Our new report clearly demonstrates proposed commercial logging in the west of Victoria should be banned, says our executive director Matt Ruchel.

Until recently the Victorian Government’s logging agency VicForests managed commercial forestry operations only in the east of Victoria. In 2014 it was also handed control of forests in the west.

Now, in February this year, VicForests published its Timber Utilisation Plan, proposing commercial logging in about 60 state forests and woodlands in the west – areas that are historically the most cleared in our state.

In response, we undertook an analysis across the western Victorian forests, with the findings now published in our latest report: Western Forests & Woodlands At Risk.

 

Mapping the threats

The analysis found 70 per cent of the areas targeted for logging contain native vegetation types that are listed as either endangered (19 per cent), vulnerable (11 per cent), or depleted (40 per cent). In some forestry management areas like Horsham, Mid Murray and Bendigo this jumps up to between 80-100 per cent.

Threatened species have been found either within or near 33 per cent of the planned logging coupes. In certain forest management areas, including the Portland forest management area, that figure leaps to 67 per cent.

In addition, there are 34 threatened species (20 fauna and 14 flora) listed in the forestry codes that have been recorded occurring in or adjacent to coupes listed in the Timber Utilisation Plan, yet no detail has been provided on how the plan addresses these species and relevant code prescriptions.

For example, endangered south-eastern red-tailed black cockatoos have been recorded in 11 proposed coupes in the Horsham and Portland forest management areas. There are thought to be only 1,400 of these birds left in the wild and they are already subject to an extensive recovery effort.

On reading, the so-called ‘plan’ is actually a just a list of geographic reference points, and it is not until the information is properly mapped that you can actually start to understand the scale and impacts.

This has been done as part of our analysis and the maps are organised according to forest management areas in our report.

Some areas in the central west that are listed for logging, such as the Wombat, Wellsford, Mount Cole and Pyrenees Range state forests, are also subject to a recently announced investigation by the Victorian Environmental Assessment Council (VEAC). They should be removed from logging schedules while this investigation is completed.

 

Ecologically damaging

This planned logging across almost 50,000 hectares of some the most fragmented and depleted landscapes in Australia will be extremely ecologically damaging. It will also be of limited commercial or economic value. It is all incredibly misguided.

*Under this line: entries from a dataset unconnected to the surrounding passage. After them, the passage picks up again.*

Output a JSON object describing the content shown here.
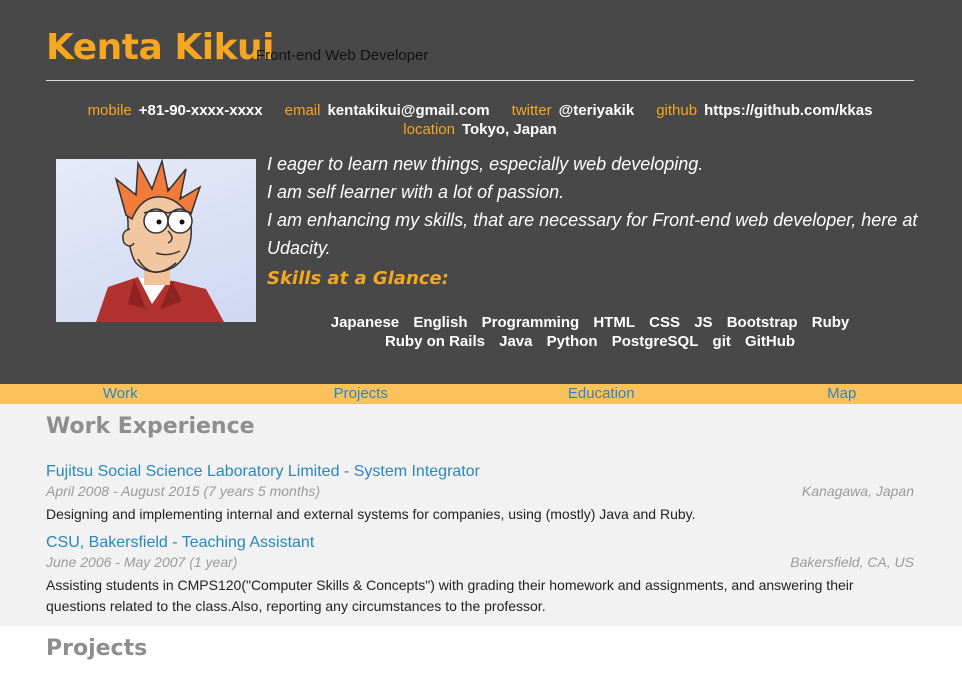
{
  "header": {
    "name": "Kenta Kikui",
    "role": "Front-end Web Developer",
    "contacts": [
      {
        "label": "mobile",
        "value": "+81-90-xxxx-xxxx"
      },
      {
        "label": "email",
        "value": "kentakikui@gmail.com"
      },
      {
        "label": "twitter",
        "value": "@teriyakik"
      },
      {
        "label": "github",
        "value": "https://github.com/kkas"
      },
      {
        "label": "location",
        "value": "Tokyo, Japan"
      }
    ],
    "welcome": [
      " I eager to learn new things, especially web developing.",
      "I am self learner with a lot of passion.",
      "I am enhancing my skills, that are necessary for Front-end web developer, here at Udacity."
    ],
    "skills_heading": "Skills at a Glance:",
    "skills": [
      "Japanese",
      "English",
      "Programming",
      "HTML",
      "CSS",
      "JS",
      "Bootstrap",
      "Ruby",
      "Ruby on Rails",
      "Java",
      "Python",
      "PostgreSQL",
      "git",
      "GitHub"
    ]
  },
  "nav": [
    "Work",
    "Projects",
    "Education",
    "Map"
  ],
  "work": {
    "heading": "Work Experience",
    "jobs": [
      {
        "title": "Fujitsu Social Science Laboratory Limited - System Integrator",
        "dates": "April 2008 - August 2015 (7 years 5 months)",
        "location": "Kanagawa, Japan",
        "description": "Designing and implementing internal and external systems for companies, using (mostly) Java and Ruby."
      },
      {
        "title": "CSU, Bakersfield - Teaching Assistant",
        "dates": "June 2006 - May 2007 (1 year)",
        "location": "Bakersfield, CA, US",
        "description": "Assisting students in CMPS120(\"Computer Skills & Concepts\") with grading their homework and assignments, and answering their questions related to the class.Also, reporting any circumstances to the professor."
      }
    ]
  },
  "projects": {
    "heading": "Projects"
  },
  "colors": {
    "accent": "#f5a623",
    "header_bg": "#484848",
    "nav_bg": "#fbc15b",
    "link": "#2a87c0",
    "section_bg": "#f2f2f2"
  }
}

VicForests’ Timber Utilisation Plan lacks important details, does not align with statewide biodiversity policy and in all likelihood in its current form does not comply with the Code of Practice for Timber Harvesting and other state government policy.

It also includes logging in some forest parks, which appears inconsistent with legislation. Commercial native forest logging in the west of state should be cancelled.

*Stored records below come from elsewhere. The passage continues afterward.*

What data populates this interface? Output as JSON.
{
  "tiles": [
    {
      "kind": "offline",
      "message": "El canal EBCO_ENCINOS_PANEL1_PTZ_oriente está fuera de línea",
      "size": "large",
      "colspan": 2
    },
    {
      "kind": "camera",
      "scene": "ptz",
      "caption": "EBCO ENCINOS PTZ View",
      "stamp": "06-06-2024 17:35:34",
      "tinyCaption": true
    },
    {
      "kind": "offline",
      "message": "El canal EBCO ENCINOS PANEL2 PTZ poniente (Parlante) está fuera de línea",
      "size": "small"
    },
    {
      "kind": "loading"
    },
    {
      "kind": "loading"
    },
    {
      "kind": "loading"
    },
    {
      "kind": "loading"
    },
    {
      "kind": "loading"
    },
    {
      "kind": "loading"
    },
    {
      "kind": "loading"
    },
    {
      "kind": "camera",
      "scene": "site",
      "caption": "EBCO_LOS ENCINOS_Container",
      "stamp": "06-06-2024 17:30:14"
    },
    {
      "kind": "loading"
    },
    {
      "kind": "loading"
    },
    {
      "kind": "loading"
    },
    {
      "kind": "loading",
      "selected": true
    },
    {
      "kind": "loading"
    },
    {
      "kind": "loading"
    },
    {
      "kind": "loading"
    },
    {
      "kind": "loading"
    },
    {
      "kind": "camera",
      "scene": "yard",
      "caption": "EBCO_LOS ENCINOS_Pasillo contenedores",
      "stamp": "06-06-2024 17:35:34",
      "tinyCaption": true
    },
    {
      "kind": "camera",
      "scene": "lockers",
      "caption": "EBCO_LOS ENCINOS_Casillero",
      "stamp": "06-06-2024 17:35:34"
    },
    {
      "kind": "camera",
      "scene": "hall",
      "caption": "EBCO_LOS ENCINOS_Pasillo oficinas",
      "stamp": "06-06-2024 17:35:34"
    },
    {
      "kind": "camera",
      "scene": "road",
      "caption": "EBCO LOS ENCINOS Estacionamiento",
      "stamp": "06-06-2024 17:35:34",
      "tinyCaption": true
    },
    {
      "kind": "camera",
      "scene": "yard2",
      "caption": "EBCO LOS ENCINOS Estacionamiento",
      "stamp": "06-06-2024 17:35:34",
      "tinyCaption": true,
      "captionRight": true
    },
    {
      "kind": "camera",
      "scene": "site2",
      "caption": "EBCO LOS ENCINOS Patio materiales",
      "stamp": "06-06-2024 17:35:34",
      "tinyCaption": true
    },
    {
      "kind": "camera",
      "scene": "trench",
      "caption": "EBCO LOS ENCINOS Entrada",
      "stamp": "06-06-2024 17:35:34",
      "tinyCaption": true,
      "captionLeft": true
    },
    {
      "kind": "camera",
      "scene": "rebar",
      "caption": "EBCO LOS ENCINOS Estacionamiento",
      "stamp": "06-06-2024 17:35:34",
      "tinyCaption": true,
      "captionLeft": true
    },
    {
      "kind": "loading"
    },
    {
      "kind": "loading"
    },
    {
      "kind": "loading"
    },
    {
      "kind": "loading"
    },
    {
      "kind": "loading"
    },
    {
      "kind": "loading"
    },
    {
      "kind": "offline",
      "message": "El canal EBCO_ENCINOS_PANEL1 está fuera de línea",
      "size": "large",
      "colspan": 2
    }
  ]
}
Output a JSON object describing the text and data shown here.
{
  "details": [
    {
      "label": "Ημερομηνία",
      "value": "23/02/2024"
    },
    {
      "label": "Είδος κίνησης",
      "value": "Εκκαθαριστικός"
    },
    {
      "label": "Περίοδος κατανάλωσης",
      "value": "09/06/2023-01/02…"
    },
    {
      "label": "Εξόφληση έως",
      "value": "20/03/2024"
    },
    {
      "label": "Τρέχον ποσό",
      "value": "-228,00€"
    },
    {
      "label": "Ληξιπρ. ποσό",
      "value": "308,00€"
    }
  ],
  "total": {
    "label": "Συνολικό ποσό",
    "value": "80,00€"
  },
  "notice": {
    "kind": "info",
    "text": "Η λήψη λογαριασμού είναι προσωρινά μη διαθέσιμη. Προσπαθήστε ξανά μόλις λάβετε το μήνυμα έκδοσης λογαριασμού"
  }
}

At the very least the Timber Utilisation Plan should be withdrawn, significantly reviewed, reassessed and re-advertised, with relevant details to address concerns about threatened species, how the conservation significance of vegetation types will be managed, and relevant forest code prescriptions and tenure inconsistencies.

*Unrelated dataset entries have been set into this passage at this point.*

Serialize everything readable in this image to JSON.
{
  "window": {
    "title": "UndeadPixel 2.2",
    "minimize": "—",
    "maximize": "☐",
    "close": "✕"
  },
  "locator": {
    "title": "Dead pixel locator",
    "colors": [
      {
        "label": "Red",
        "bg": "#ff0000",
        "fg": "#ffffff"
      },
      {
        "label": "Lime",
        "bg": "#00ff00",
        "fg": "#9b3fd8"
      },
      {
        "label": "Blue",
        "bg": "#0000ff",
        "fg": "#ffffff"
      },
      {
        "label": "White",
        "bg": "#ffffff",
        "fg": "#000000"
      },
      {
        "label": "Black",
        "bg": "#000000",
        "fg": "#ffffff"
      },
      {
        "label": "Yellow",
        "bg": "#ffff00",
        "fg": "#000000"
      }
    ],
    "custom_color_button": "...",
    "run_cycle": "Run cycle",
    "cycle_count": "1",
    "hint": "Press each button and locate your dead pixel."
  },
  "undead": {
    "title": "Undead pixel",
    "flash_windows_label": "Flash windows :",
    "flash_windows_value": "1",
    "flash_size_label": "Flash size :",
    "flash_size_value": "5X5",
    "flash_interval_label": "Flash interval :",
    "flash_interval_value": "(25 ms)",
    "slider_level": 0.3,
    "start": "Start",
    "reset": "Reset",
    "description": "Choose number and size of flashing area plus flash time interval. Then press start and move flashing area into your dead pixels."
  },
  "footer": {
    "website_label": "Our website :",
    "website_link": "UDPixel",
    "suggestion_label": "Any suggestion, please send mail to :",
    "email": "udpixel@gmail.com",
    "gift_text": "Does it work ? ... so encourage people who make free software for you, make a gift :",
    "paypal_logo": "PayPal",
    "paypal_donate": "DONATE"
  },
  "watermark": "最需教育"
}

It is very odd indeed that the Andrews Government would continue to implement Coalition policy from the Napthine government, and endorse logging plans which damage some of the last remaining fragments of native vegetation on public land in the west of the state.

 

Take action

We are now calling on the Andrews Government to ensure that no logging commences in western Victoria, that the proposed logging plan is comprehensively reviewed, and that the government consults with the community before it proceeds, if it proceeds at all.

Will you join us emailing the Victorian Government today?

Take action

 

Victoria's red-tailed black cockatoo has been subject to a huge recovery effort and is one of 20 priority species listed under the Australian Government's Threatened Species Strategy and yet under these plans its habitat could be logged. Photo: Bob McPherson
Caption: Victoria’s red-tailed black cockatoo has been subject to a huge recovery effort and is one of 20 priority species listed under the Australian Government’s Threatened Species Strategy and yet under these plans its habitat could be logged. Photo: Bob McPherson